The lights are more important: with 8 stands of psiloi [and another 8 of camp followers], I am a bit light on psiloi, will have to work on that. But there's plenty of peltasts, 12 bases and 8 of Thracians, who are a tribal sort of peltast. Overall, I have a reasonable amount of lights, especially since I'm more focused on the hoplites and the phalanx clash. While I enjoy working with lights, they are similar to almost any other period's lights.

With the 24 double-based hoplites 10 cavalry bases, and 36 bases of lights, I will be able to play the period in just about any of the rule sets I want to try out - but most of all Hoplomachia. 

The last 24 figs are cleaned, primed and ready for an experiment: White primer v. Black primer with White Drybrush. As they are generals and personalities of various kinds, they will also get the best treatment for clothing [well, not the Spartans]. It'll be interesting to see if there's any difference either in the process or final product.

Having obtained a few more books since I last worked on these seriously, I will probably do a little more painting of small details on the hoplites and fix up a few hair colors, work on some contrasts with various belts and other details. A bunch of the helmets have mold lines, which annoys the heck out of me, especially since the line gets emphasized by dry-brushing and dipping, two of my painting techniques! These will have to be filed down and re-painted.

One important thing - I painted a lot of the shield rims and left the shields bronze. I think it was that the rims were bronze and the shield was painted or not even bronze but leather!  Too late for a bunch of these guys - I'm not re-doing decals!  But I will need to read up on this and check again.

Finally, I have to mix up another batch of miracle dip - a bit thinner for these 15mm fellows, and with a black contrast to show the strong Mediterranean sun. Then I will have to dip the lot.

Soon as the order of bases arrives from Litko, I will need to spray those so they can thoroughly dry out, not to mention that they need ideal weather conditions.

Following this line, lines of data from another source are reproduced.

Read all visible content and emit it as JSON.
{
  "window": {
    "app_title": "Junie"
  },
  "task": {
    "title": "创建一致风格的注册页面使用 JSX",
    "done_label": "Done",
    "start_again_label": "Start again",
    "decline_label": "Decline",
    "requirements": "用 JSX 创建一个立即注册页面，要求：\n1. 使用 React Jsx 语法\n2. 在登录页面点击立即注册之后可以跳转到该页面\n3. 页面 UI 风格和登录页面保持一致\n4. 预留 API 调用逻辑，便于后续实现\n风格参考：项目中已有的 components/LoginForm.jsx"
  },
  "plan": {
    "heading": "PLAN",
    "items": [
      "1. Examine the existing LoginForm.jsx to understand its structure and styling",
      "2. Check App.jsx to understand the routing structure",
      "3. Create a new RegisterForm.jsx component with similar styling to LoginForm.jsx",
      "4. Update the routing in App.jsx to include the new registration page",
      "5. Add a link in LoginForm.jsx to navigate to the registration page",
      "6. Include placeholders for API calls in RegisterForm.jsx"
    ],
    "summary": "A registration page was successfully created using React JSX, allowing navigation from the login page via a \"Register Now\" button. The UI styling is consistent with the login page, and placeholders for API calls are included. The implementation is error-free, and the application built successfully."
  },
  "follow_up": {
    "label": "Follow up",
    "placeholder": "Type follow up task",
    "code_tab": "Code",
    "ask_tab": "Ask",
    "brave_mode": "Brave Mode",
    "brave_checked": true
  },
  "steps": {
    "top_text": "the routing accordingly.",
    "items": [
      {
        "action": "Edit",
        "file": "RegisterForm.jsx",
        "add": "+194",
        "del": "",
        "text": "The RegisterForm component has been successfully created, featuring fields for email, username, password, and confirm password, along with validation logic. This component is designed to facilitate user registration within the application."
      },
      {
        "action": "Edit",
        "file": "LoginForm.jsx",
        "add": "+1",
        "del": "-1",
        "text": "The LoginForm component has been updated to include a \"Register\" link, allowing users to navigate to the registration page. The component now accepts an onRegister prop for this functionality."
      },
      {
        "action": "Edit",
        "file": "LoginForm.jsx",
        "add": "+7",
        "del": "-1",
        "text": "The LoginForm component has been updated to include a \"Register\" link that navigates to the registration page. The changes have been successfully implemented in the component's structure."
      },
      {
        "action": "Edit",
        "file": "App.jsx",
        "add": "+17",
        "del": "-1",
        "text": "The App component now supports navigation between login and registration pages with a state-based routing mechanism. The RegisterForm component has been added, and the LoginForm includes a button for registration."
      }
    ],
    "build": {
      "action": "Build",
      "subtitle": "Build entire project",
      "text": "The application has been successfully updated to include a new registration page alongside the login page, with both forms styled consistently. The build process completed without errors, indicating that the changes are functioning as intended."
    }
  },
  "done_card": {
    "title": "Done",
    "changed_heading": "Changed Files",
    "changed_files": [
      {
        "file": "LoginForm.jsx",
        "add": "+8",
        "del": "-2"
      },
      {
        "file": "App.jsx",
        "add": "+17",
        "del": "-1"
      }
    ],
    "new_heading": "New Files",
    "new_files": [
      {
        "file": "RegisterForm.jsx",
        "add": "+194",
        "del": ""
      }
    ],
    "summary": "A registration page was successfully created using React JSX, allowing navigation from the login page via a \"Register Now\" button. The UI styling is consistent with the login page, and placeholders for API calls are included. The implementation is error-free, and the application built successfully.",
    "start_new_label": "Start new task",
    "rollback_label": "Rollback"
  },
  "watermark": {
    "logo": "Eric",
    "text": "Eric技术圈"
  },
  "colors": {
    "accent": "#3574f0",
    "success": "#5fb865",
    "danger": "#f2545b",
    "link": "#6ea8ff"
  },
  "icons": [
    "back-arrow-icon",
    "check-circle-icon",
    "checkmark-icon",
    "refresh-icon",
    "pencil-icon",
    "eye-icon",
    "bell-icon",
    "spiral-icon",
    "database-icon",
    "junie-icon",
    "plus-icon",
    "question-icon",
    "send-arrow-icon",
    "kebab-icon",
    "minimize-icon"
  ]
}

Well, at least one more project is moving forward and will be game ready for this fall - very exciting!  Makes me think about my Republican Romans and Gauls...